  17. 18. Rubric Assessment for Project-Based Lessons <ul><li>Rubric - a scoring guide for evaluating student performance </li></ul><ul><li>Allows for a variety of criteria or categories to be evaluated on a sliding rating scale (not subject to one final percentage score as in testing) </li></ul><ul><li>A way to measure real-life, authentic learning experiences in the classroom </li></ul><ul><li>Provides a guide for students in determining expectations of assignments </li></ul><ul><li>Shows students and parents how the teacher is judging student performance </li></ul>
  18. 19. Rubric for Assessment <ul><li>Allows teacher to focus on what expectations he/she have for student work </li></ul><ul><li>Provides alternative grading system for performance assessment, portfolios, projects, web assignments, etc. </li></ul><ul><li>Can measure a variety of categories in any content area </li></ul><ul><li>Teacher can determine criteria and scale - rather than be subject to standardized testing scores. </li></ul>
  19. 20. PALS Five Features of Good Performance Assessment <ul><li>Clear targets: </li></ul><ul><ul><li>Provide clear descriptions of specific achievement expectations to be assessed. </li></ul></ul><ul><ul><li>Measure one or more of the four achievement expectations. </li></ul></ul><ul><ul><li>Assure that evaluators understand and remain aware of what they are assessing. </li></ul></ul><ul><li>Focused purpose: </li></ul><ul><ul><li>Clarify the intended uses of the assessment results. </li></ul></ul><ul><ul><li>Specify whose information needs the assessment will meet: teachers, curriculum developers, and policymakers. </li></ul></ul><ul><li>Proper method: </li></ul><ul><ul><li>Use an assessment method that is suited to the assessment goals (such as essays, direct communication, selected response or extended investigations). </li></ul></ul>

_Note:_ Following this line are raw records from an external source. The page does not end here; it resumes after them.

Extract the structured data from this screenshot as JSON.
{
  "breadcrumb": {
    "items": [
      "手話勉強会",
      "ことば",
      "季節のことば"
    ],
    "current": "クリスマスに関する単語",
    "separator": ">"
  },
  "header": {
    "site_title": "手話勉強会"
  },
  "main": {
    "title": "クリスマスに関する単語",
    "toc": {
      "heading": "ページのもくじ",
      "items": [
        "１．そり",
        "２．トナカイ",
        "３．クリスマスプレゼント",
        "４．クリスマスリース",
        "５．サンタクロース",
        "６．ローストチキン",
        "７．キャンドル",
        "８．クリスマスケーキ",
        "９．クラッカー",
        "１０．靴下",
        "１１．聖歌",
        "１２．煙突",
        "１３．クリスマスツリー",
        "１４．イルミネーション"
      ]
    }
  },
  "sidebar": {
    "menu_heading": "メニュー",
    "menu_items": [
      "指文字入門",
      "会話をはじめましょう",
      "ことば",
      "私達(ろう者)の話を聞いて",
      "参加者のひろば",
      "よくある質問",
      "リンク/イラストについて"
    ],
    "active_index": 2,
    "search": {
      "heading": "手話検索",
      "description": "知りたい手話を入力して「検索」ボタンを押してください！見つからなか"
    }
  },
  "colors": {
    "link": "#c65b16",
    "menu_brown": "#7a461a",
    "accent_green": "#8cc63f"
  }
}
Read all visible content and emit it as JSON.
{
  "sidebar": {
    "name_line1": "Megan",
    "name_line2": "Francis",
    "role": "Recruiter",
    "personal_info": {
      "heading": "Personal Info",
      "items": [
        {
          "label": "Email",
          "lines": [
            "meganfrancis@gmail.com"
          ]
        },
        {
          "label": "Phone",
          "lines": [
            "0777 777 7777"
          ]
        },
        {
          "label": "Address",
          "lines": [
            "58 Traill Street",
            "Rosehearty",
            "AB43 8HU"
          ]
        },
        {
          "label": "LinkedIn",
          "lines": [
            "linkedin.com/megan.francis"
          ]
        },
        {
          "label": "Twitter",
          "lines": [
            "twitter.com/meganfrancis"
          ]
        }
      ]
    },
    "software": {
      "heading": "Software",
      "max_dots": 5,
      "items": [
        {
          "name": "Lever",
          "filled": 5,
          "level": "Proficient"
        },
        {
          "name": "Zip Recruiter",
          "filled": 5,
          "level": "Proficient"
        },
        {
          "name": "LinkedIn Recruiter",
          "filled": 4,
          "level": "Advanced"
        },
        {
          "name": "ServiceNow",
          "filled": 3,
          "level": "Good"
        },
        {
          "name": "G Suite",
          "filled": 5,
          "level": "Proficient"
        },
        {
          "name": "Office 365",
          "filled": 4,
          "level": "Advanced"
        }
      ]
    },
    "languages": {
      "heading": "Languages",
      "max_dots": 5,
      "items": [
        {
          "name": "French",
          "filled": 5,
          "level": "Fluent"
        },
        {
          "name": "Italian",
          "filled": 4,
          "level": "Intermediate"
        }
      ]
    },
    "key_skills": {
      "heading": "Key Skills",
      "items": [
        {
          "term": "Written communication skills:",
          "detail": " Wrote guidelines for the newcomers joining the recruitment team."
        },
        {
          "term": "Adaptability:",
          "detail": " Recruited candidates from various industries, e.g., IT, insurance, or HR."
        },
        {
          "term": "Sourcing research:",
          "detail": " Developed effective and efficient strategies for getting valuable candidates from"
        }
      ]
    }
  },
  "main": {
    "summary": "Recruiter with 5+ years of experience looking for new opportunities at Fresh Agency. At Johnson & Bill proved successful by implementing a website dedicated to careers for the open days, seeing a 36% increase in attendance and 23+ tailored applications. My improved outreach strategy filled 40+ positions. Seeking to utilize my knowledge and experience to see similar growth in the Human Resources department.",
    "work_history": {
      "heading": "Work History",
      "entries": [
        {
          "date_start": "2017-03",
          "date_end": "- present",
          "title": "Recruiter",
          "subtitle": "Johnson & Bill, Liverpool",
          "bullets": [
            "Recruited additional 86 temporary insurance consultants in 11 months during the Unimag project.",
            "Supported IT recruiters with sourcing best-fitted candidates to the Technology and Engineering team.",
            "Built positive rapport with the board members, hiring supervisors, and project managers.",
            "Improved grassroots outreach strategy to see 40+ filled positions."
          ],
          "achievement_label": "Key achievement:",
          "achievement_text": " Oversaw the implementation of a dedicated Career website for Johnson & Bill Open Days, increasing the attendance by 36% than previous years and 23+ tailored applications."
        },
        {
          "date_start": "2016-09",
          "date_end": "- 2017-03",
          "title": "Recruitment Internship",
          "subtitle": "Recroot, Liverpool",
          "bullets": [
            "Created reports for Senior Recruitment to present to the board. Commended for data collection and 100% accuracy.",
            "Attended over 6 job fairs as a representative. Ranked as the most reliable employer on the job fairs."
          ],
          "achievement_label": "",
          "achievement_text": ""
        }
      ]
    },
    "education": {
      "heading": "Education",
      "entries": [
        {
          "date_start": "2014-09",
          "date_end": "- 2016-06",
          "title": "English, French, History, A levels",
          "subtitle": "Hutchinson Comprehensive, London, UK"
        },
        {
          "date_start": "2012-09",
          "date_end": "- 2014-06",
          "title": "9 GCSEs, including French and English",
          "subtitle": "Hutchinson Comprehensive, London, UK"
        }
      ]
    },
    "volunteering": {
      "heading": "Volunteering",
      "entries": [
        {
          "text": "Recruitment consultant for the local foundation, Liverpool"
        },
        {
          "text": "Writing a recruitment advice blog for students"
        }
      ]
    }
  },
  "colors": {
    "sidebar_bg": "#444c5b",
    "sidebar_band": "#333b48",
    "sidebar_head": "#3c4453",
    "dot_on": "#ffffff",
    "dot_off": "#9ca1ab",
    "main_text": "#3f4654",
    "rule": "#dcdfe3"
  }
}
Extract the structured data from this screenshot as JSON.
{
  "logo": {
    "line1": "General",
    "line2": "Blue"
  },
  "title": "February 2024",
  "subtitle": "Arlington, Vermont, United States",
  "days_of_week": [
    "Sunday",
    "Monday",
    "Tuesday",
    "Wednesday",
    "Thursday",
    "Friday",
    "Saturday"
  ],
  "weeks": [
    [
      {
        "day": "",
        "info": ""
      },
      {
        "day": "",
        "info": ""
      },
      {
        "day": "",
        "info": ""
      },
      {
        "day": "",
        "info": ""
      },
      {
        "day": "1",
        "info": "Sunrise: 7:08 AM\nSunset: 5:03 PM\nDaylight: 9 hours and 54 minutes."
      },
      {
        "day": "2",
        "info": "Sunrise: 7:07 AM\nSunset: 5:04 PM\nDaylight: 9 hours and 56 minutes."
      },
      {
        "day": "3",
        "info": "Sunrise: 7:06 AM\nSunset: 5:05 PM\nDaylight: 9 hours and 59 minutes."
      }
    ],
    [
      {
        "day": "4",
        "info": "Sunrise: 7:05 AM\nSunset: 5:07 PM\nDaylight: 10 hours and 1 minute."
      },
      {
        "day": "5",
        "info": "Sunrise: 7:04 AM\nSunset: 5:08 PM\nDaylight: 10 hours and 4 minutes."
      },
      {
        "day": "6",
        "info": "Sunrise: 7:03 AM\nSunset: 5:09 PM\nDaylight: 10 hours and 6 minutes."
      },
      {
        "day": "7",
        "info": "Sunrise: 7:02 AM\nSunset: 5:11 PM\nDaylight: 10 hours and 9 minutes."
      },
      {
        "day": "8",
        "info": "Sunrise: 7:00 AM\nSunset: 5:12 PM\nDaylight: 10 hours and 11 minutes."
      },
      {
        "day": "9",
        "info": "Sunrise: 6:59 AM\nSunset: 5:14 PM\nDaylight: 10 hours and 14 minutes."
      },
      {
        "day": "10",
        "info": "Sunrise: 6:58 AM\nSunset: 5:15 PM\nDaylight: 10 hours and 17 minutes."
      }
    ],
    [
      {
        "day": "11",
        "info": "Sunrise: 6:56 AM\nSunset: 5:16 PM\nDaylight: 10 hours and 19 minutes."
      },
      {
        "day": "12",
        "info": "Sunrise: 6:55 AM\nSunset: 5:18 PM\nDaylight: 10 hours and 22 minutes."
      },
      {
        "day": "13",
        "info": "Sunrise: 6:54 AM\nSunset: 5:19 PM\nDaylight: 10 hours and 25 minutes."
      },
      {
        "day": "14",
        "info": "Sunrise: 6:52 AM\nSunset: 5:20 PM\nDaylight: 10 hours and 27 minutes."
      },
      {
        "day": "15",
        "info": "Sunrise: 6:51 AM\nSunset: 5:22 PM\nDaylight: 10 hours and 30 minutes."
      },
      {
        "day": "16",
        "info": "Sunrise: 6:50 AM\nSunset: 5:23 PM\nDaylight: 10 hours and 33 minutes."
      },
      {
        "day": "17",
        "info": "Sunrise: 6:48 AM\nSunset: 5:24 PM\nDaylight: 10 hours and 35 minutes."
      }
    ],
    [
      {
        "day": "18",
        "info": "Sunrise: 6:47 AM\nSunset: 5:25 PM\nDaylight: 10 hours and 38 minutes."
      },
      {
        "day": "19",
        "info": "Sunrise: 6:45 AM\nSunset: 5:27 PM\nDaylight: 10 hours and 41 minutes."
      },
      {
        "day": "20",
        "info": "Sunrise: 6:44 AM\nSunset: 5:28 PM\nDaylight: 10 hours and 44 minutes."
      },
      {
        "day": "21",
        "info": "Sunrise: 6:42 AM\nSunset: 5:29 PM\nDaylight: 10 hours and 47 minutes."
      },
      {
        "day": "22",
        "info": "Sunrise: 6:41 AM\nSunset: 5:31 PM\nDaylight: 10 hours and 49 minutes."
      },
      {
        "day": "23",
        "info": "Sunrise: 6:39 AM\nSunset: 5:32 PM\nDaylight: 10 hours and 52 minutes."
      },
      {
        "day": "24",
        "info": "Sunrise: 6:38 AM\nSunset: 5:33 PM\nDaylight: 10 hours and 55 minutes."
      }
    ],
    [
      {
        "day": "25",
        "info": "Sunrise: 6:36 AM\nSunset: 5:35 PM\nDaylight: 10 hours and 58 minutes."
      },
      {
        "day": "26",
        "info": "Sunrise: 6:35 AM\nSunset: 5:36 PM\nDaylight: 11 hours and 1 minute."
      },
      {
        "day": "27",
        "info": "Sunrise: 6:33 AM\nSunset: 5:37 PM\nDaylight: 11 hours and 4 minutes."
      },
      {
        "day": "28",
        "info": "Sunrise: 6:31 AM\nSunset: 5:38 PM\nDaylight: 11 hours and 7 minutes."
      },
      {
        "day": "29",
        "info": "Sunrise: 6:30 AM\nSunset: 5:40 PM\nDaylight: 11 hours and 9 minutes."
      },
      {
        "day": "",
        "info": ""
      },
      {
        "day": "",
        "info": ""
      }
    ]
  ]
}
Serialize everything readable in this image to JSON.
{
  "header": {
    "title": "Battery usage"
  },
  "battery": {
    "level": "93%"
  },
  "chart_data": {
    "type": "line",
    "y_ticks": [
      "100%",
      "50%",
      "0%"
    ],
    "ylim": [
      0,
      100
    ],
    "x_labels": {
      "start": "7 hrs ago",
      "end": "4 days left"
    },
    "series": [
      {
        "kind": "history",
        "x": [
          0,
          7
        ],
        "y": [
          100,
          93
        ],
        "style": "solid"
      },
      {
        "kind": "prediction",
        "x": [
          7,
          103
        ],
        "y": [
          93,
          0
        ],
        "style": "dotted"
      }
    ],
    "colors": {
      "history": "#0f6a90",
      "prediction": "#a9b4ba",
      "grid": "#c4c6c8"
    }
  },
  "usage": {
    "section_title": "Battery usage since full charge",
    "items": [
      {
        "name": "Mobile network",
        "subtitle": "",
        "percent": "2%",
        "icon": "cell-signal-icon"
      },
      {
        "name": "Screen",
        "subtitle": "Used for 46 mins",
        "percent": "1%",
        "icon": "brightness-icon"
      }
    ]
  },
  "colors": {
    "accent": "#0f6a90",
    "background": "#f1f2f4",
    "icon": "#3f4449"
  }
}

  20. 21. PALS Five Features of Good Performance Assessment <ul><li>Sound Sampling </li></ul><ul><ul><li>Provide a representative sample of all the questions that can be asked. </li></ul></ul><ul><ul><li>Produce results of maximum quality at minimum cost in time and effort. </li></ul></ul><ul><ul><li>Yield confident inferences about how the respondent would have done given all possible exercises. </li></ul></ul><ul><li>Accurate assessment free of bias and distortion: </li></ul><ul><ul><li>Present sources of inference and error that may have affected the development and implementation of the assessment. </li></ul></ul><ul><ul><li>Anticipate sources of bias that can create ambiguity in results. </li></ul></ul>
  21. 23. References <ul><li>Edutopia: </li></ul><ul><li>Project Learning: </li></ul><ul><li>PBL: Project Based Learning - </li></ul><ul><li>Problem-Based Learning Checklists - </li></ul><ul><li>Problem-Based Learning Online Resource - </li></ul><ul><li>“ Pedagogy: A Primer on Education Theory for Technical Professionals” – Brahler & Johnson. Washington State University – Download from Microsoft Higher Education Website </li></ul><ul><li>“ Multiple Intelligences and Technology” – Edwards (no longer available) </li></ul><ul><li>Constructivism - </li></ul><ul><li>Bower, Mike: Instructor – Modesto Campus </li></ul>